With the end of summer comes the inevitable preparation for winter. But wait just one second, we still have this glorious season of fall to enjoy! This time of year gives us one last burst of color before the monotony of white and brown settles in for winter. If you’re stuck on ideas for the… Read more »
While most homeowners strive to have attractive landscapes all year long, that isn’t easily achieved during a South Dakota winter. However, there’s a few plants that provide color and interest, even during the cold season. Over the last year or so we have seen increased interest in evergreens. The texture of the needles, rich hues… Read more »
Here we are in mid-July and it’s hard not to think of fall days approaching. School is just around the corner, only a month away and we’ll soon start to feel those cooler autumn mornings.
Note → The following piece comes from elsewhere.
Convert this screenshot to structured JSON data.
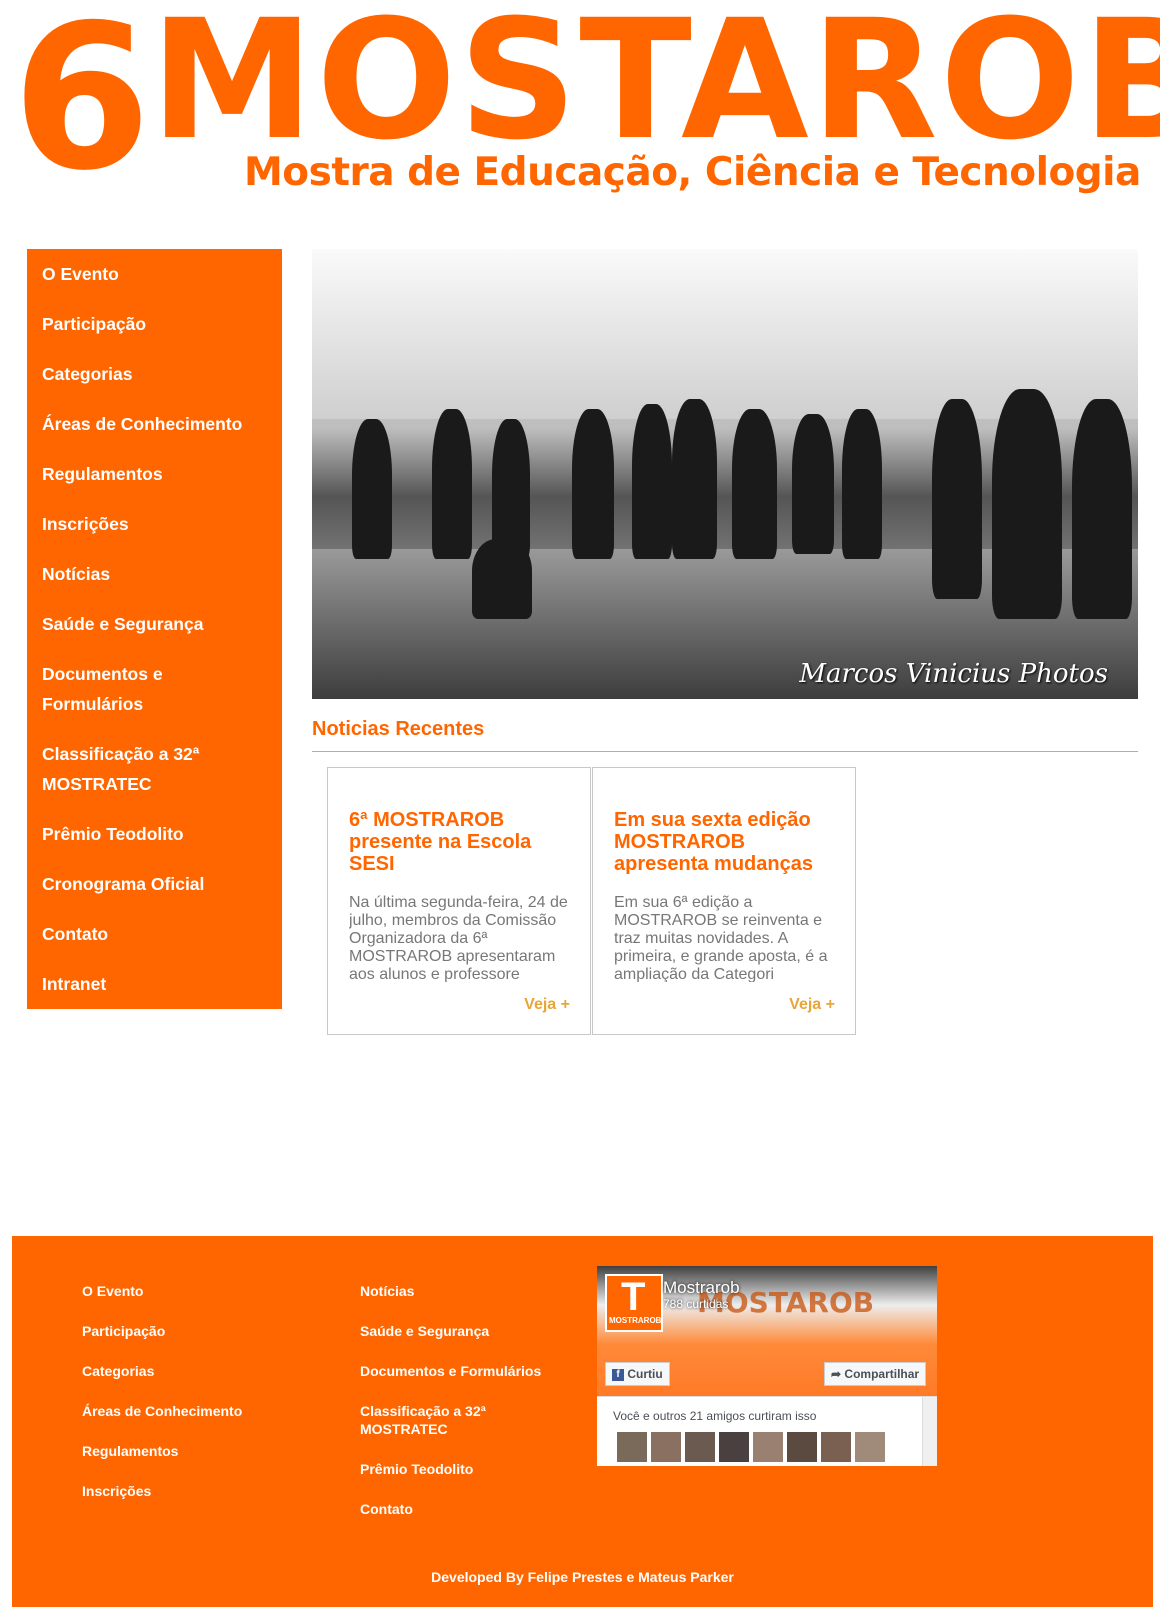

While you may think fall is just the time to start readying your yards and gardens for winter, it is… Read more »
The temperature rises, rain is scarce and your plants are looking bleak. Sound familiar? Fortunately, this trend doesn’t have to happen to your garden. That’s why we emphasize watering. When planting, especially with high temperatures, plants experience transplant shock and easily will because their roots are confined to a small area. Proper watering keeps your… Read more »
After a bitter winter like we’ve had, it’s not surprising to see many plants that have died from winter kill. You may be wondering what that exactly is and why it would happen… here’s the scoop on winter kill. Winter kill occurs for a variety of reasons. This year, the main source was the cold… Read more »
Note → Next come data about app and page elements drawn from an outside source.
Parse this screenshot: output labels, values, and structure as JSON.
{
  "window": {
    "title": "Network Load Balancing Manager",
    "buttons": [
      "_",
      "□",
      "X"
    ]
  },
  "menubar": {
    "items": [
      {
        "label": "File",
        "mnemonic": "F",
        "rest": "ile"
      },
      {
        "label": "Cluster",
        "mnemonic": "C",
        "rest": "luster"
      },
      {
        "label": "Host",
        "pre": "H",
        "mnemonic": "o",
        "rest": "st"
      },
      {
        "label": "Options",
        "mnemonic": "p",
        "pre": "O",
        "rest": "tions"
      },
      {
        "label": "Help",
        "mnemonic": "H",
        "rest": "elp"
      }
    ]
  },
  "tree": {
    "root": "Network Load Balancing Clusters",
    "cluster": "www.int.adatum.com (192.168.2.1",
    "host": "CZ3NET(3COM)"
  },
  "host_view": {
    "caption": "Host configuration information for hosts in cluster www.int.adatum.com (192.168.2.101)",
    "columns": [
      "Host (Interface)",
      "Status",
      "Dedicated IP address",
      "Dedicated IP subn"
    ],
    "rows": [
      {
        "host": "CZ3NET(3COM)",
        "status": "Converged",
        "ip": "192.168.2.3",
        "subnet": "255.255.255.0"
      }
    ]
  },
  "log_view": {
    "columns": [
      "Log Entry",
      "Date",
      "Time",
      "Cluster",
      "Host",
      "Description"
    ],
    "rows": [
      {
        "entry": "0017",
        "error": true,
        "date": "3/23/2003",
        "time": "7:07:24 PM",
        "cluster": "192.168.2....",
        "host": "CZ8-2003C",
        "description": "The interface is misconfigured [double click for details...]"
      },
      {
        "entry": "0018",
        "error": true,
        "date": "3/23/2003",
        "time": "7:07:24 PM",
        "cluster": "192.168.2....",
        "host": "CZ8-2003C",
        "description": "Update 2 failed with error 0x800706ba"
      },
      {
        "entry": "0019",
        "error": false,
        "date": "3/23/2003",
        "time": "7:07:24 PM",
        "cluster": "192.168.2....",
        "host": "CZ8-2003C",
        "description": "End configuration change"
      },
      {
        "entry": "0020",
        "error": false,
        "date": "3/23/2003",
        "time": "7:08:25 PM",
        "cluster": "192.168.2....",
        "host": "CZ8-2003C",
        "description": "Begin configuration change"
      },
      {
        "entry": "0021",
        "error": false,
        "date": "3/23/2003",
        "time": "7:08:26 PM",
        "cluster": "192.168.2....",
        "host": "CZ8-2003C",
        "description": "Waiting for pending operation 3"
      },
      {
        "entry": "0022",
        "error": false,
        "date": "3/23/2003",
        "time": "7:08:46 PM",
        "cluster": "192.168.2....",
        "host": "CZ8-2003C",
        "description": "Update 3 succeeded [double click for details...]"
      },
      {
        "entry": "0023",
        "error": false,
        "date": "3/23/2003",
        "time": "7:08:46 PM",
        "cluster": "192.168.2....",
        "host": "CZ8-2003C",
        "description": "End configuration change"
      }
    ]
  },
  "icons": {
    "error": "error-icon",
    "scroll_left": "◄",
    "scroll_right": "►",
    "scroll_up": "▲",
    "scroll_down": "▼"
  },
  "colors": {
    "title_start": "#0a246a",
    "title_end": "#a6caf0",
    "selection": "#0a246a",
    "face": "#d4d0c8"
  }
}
Spring has decided to make a late entrance this year but it’s bound to show up sometime, right? With a cold and wet spring like this one, you may wonder when you will finally be able to start working in your garden. We are wondering that too, but there are many things that can be… Read more »
Year after year we receive the same question, “Can I plant perennials, shrubs and trees in the fall?” The answer is YES! While many people may see plants browning and going into dormancy as a precursor to death, their path to dormancy is actually a great opportunity to have beautiful plants in the spring. Some… Read more »
In our attempt to better educate the home gardener, this summer is a perfect opportunity to show the importance of proper watering. Just like the human body, plants are made up of a high percentage of water, so why not make sure that plants have water available like we do our own bodies? New plants… Read more »
We’ve made it through the blazing heat of summer and now Old Man Winter is knocking on our door, but here at Parkview we are taking advantage of the cooler temperatures and thinking ahead to spring. The beautiful blooms of spring are always a refreshing site after a long winter, but a person needs to prepare in the fall in order to enjoy them.
Mini Fairy Garden Workshop
Kids can make their own mini fairy garden and leave the mess here!
Learn how to build a terrarium with this fun workshop, all supplies and one plant option included.